Lord help them if the quads are born with a real genetic defect, for then all four are likely doomed. Or if the quads are genetically superior to other litters and all survive to breed, it’s a mixed blessing: it’s fantastic news for the parents but ultimately leads to local incest down the line. In armadillo reproduction, it’s all or nothing; no singular armadillo has any genetic advantage over its brothers or sisters, and shares the exact same probability of survival. Yet it must be to the armadillo’s advantage as a species to bear identical quadruplets, despite the enormous risk, or else they’d have singletons or fraternal twins. So why does the armadillo go monozygotic at all? It’s partially the fault of its weird physiology: armadillos can delay the development of a fertilized egg for up to four months until conditions are favorable, which is to their advantage, and that egg lives in a uniquely shaped uterus that can only accommodate one egg.
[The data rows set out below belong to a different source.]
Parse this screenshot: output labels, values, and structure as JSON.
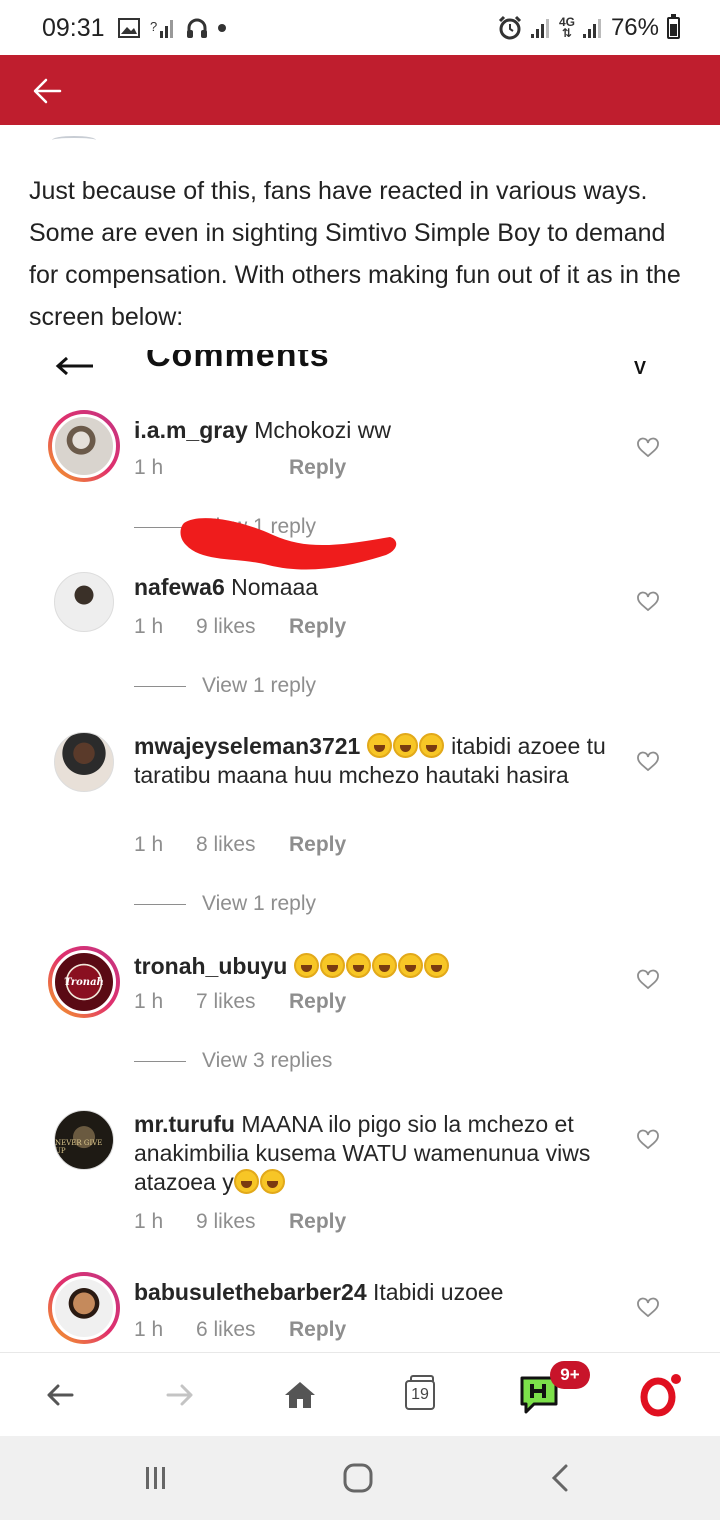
{
  "status_bar": {
    "time": "09:31",
    "network": "4G",
    "battery": "76%",
    "left_icons": [
      "image-icon",
      "wifi-question-icon",
      "headphones-icon",
      "dot-icon"
    ],
    "right_icons": [
      "alarm-icon",
      "signal-icon",
      "4g-icon",
      "signal-icon",
      "battery-icon"
    ]
  },
  "app_bar": {
    "color": "#bf1e2e",
    "back_icon": "arrow-left-icon"
  },
  "article": {
    "paragraph": "Just because of this, fans have reacted in various ways. Some are even in sighting Simtivo Simple Boy to demand for compensation. With others making fun out of it as in the screen below:"
  },
  "comments_screenshot": {
    "title": "Comments",
    "comments": [
      {
        "user": "i.a.m_gray",
        "text": "Mchokozi ww",
        "time": "1 h",
        "likes": "",
        "reply": "Reply",
        "view_replies": "View 1 reply"
      },
      {
        "user": "nafewa6",
        "text": "Nomaaa",
        "time": "1 h",
        "likes": "9 likes",
        "reply": "Reply",
        "view_replies": "View 1 reply"
      },
      {
        "user": "mwajeyseleman3721",
        "text_before": "",
        "text_after": "itabidi azoee tu taratibu maana huu mchezo hautaki hasira",
        "emoji_count": 3,
        "time": "1 h",
        "likes": "8 likes",
        "reply": "Reply",
        "view_replies": "View 1 reply"
      },
      {
        "user": "tronah_ubuyu",
        "emoji_count": 6,
        "time": "1 h",
        "likes": "7 likes",
        "reply": "Reply",
        "view_replies": "View 3 replies",
        "avatar_text": "Tronah"
      },
      {
        "user": "mr.turufu",
        "text": "MAANA ilo pigo sio la mchezo et anakimbilia kusema WATU wamenunua viws atazoea y",
        "emoji_count": 2,
        "time": "1 h",
        "likes": "9 likes",
        "reply": "Reply",
        "avatar_text": "NEVER GIVE UP"
      },
      {
        "user": "babusulethebarber24",
        "text": "Itabidi uzoee",
        "time": "1 h",
        "likes": "6 likes",
        "reply": "Reply"
      }
    ]
  },
  "browser_toolbar": {
    "tab_count": "19",
    "notification_badge": "9+",
    "icons": [
      "back-icon",
      "forward-icon",
      "home-icon",
      "tabs-icon",
      "news-icon",
      "opera-icon"
    ]
  },
  "nav_bar": {
    "icons": [
      "recents-icon",
      "home-circle-icon",
      "back-chevron-icon"
    ]
  }
}
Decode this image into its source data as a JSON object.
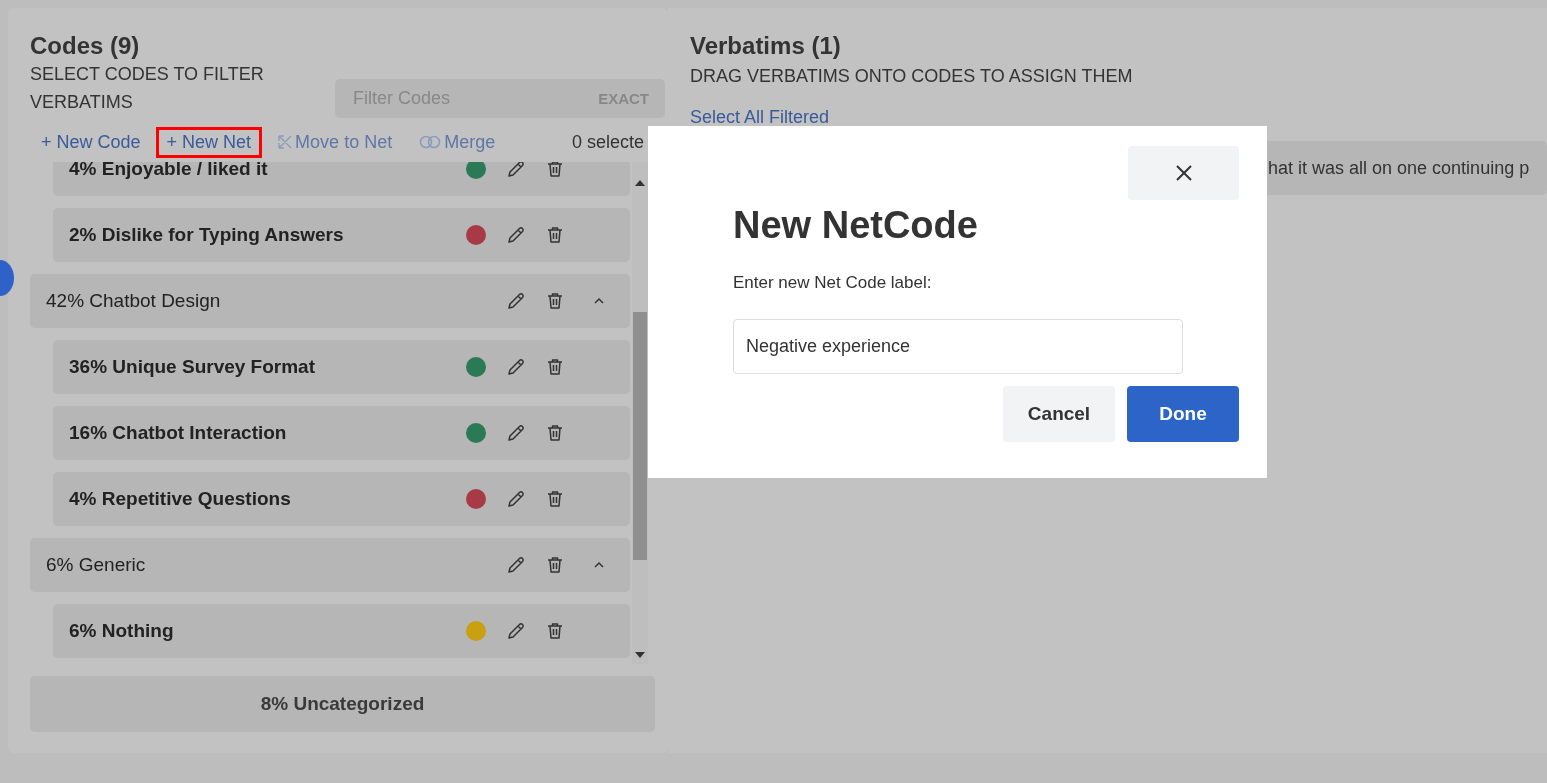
{
  "codes_panel": {
    "title": "Codes (9)",
    "subtitle": "SELECT CODES TO FILTER VERBATIMS",
    "filter": {
      "placeholder": "Filter Codes",
      "exact_label": "EXACT",
      "exact_on": false
    },
    "toolbar": [
      {
        "kind": "new",
        "label": "+ New Code",
        "disabled": false,
        "highlighted": false
      },
      {
        "kind": "new",
        "label": "+ New Net",
        "disabled": false,
        "highlighted": true
      },
      {
        "kind": "move",
        "label": "Move to Net",
        "disabled": true,
        "highlighted": false
      },
      {
        "kind": "merge",
        "label": "Merge",
        "disabled": true,
        "highlighted": false
      }
    ],
    "selected_count": "0 selecte",
    "tree": [
      {
        "kind": "code",
        "label": "4% Enjoyable / liked it",
        "color": "#2a7a55"
      },
      {
        "kind": "code",
        "label": "2% Dislike for Typing Answers",
        "color": "#a83a45"
      },
      {
        "kind": "net",
        "label": "42% Chatbot Design",
        "expanded": true,
        "children": [
          {
            "kind": "code",
            "label": "36% Unique Survey Format",
            "color": "#2a7a55"
          },
          {
            "kind": "code",
            "label": "16% Chatbot Interaction",
            "color": "#2a7a55"
          },
          {
            "kind": "code",
            "label": "4% Repetitive Questions",
            "color": "#a83a45"
          }
        ]
      },
      {
        "kind": "net",
        "label": "6% Generic",
        "expanded": true,
        "children": [
          {
            "kind": "code",
            "label": "6% Nothing",
            "color": "#c9a010"
          }
        ]
      }
    ],
    "uncategorized": "8% Uncategorized"
  },
  "verbatims_panel": {
    "title": "Verbatims (1)",
    "subtitle": "DRAG VERBATIMS ONTO CODES TO ASSIGN THEM",
    "select_all": "Select All Filtered",
    "verbatims": [
      "hat it was all on one continuing p"
    ]
  },
  "dialog": {
    "title": "New NetCode",
    "field_label": "Enter new Net Code label:",
    "value": "Negative experience",
    "buttons": [
      {
        "kind": "secondary",
        "label": "Cancel"
      },
      {
        "kind": "primary",
        "label": "Done"
      }
    ]
  }
}
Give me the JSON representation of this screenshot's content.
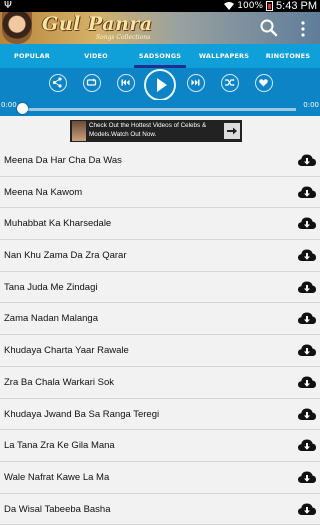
{
  "status": {
    "battery": "100%",
    "time": "5:43 PM"
  },
  "header": {
    "title": "Gul Panra",
    "subtitle": "Songs Collections"
  },
  "tabs": [
    {
      "label": "POPULAR"
    },
    {
      "label": "VIDEO"
    },
    {
      "label": "SADSONGS",
      "active": true
    },
    {
      "label": "WALLPAPERS"
    },
    {
      "label": "RINGTONES"
    }
  ],
  "player": {
    "elapsed": "0:00",
    "duration": "0:00",
    "progress": 0,
    "controls": [
      "share-icon",
      "repeat-icon",
      "previous-icon",
      "play-icon",
      "next-icon",
      "shuffle-icon",
      "favorite-icon"
    ]
  },
  "ad": {
    "text": "Check Out the Hottest Videos of Celebs & Models.Watch Out Now."
  },
  "songs": [
    "Meena Da Har Cha Da Was",
    "Meena Na Kawom",
    "Muhabbat Ka Kharsedale",
    "Nan Khu Zama Da Zra Qarar",
    "Tana Juda Me Zindagi",
    "Zama Nadan Malanga",
    "Khudaya Charta Yaar Rawale",
    "Zra Ba Chala Warkari Sok",
    "Khudaya Jwand Ba Sa Ranga Teregi",
    "La Tana Zra Ke Gila Mana",
    "Wale Nafrat Kawe La Ma",
    "Da Wisal Tabeeba Basha"
  ],
  "colors": {
    "tab_bar": "#0f9fd9",
    "player": "#0c84c6",
    "tab_indicator": "#1d2f8f"
  }
}
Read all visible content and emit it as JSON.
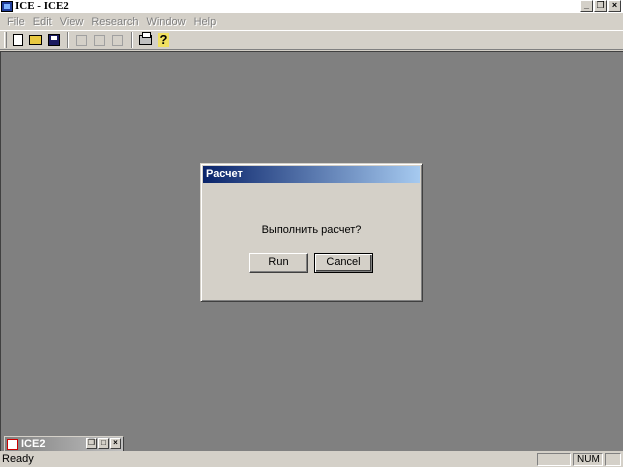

In most species, that would necessarily mean one offspring. But by splitting into four, the armadillo mother quadruples the chances of what is, genetically speaking, still only one baby with four bodies.
As far as my incest & inbreeding scenario, it’s conjecture that’s never been proven to happen. Perhaps the armadillo only has a survival rate of 1 out of 4 in its first year. Perhaps it travels too far in its lifetime over its enormous range to put its genes in the same pool as its identical siblings. Or perhaps there is some mechanism that prevents incest in armadillo culture; a pheromonal “Do Not Enter” sign. In any case, it’s clear that the armadillo’s best armor isn’t its bony plates. It has conquered the nighttime lands from Nebraska to Uruguay by counting on being a constant loser; expecting to be prey, it quadruples its chances by quadrupling its genetic self. There is safety in numbers, and the armadillo’s best protection is multiplicity. You can afford to die once or twice when you are many.